═════ Data provided ═════

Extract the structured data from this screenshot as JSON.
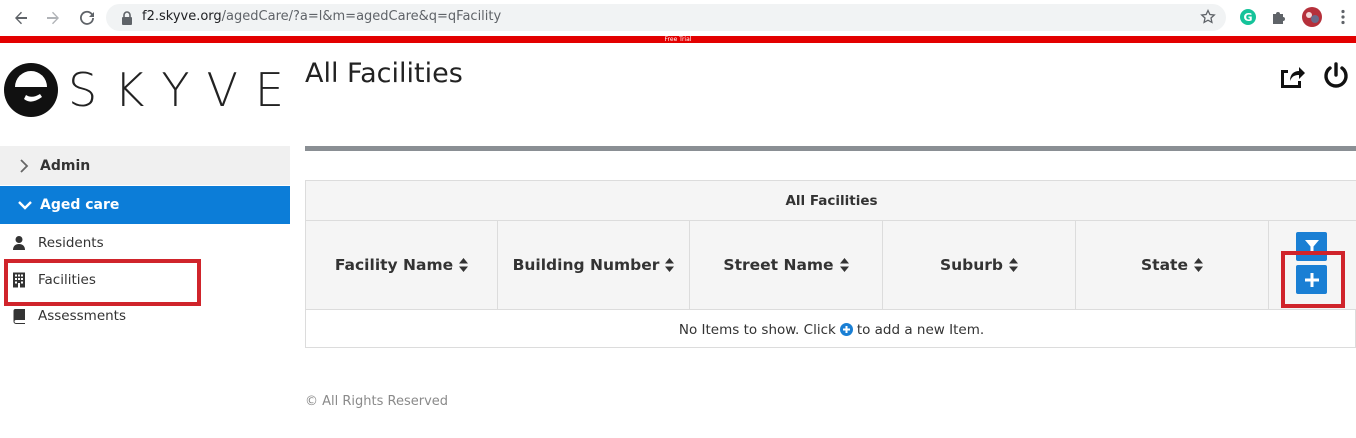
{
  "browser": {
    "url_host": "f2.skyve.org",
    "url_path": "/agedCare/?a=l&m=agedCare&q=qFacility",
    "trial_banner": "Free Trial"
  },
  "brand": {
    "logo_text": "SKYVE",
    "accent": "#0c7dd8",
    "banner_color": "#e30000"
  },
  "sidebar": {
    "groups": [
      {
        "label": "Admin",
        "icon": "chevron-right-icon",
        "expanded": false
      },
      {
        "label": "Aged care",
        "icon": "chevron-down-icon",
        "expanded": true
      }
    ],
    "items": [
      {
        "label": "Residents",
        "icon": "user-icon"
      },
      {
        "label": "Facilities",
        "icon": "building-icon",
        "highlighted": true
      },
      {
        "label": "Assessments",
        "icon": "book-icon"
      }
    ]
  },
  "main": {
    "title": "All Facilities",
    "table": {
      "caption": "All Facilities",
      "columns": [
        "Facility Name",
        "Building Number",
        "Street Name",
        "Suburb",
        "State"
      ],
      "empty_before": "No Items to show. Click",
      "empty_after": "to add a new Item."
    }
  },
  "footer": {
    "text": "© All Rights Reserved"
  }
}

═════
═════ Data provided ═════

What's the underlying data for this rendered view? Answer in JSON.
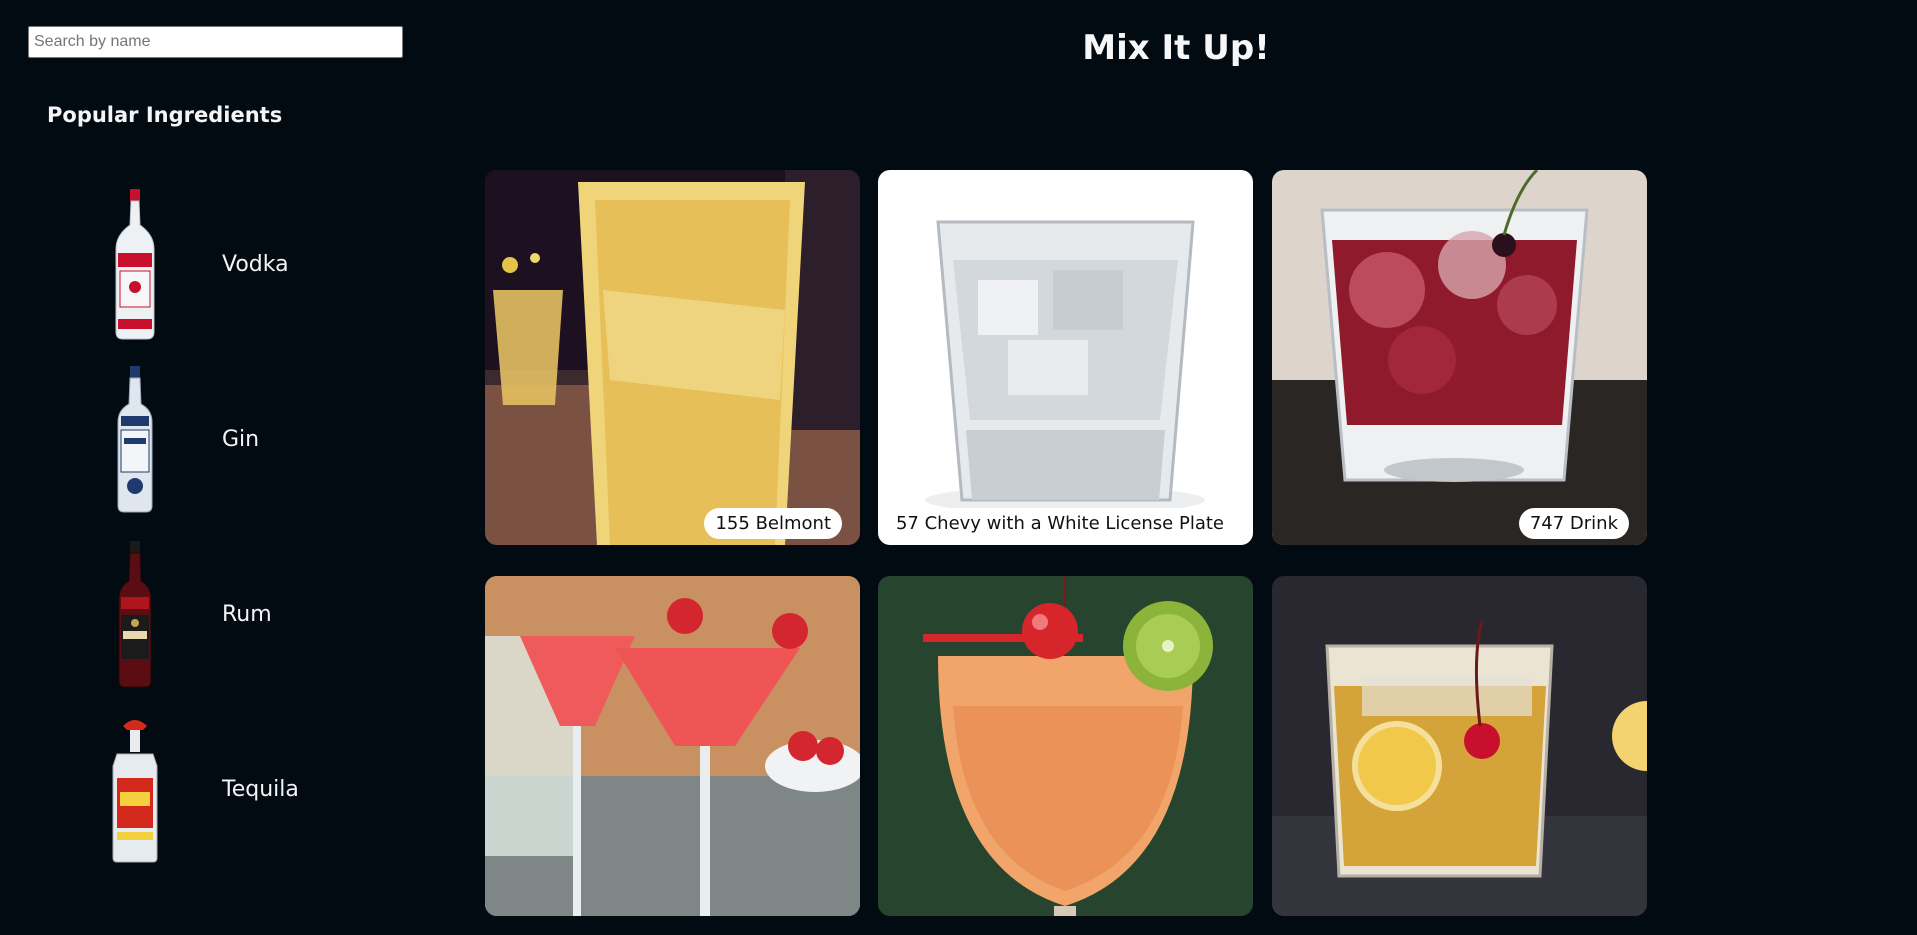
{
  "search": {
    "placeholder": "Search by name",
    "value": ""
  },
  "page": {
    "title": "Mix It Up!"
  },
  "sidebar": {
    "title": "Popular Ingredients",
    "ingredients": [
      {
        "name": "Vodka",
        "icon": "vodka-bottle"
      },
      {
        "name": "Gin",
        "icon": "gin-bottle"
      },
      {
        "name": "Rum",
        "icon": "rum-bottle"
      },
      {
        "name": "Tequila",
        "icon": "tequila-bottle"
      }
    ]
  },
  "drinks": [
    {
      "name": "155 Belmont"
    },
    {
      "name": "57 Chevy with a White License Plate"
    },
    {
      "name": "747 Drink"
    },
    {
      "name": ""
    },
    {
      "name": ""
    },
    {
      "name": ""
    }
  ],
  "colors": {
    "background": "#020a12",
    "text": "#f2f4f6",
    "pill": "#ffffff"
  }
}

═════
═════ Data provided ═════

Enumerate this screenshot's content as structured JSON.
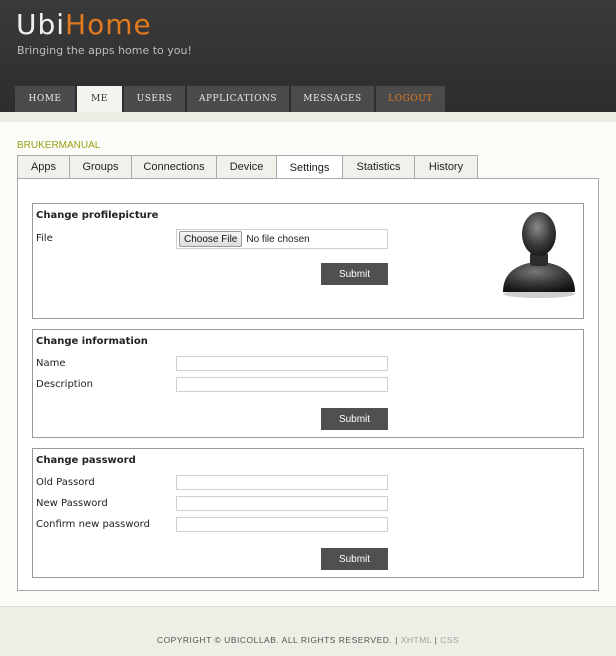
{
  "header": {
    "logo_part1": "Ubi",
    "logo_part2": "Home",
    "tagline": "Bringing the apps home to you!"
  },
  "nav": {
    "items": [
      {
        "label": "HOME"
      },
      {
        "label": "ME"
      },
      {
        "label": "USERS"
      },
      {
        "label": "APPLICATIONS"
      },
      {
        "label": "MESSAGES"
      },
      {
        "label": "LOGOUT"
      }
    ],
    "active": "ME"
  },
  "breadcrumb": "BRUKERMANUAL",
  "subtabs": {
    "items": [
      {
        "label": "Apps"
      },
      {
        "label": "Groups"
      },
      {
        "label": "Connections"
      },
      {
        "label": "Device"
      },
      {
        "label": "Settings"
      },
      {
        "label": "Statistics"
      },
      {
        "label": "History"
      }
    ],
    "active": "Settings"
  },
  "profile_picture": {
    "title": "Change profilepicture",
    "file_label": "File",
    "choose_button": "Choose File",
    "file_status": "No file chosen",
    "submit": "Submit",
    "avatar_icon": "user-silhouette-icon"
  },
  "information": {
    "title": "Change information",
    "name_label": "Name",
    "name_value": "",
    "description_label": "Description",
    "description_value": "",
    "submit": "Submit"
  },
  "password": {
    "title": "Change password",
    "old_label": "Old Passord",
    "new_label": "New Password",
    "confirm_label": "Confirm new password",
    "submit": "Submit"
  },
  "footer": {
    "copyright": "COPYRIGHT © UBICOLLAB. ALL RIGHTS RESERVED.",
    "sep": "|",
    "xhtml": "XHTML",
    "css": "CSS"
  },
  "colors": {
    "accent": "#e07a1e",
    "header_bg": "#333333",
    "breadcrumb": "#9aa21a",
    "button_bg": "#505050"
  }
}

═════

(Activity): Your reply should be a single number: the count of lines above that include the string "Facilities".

(Exercise answer): 3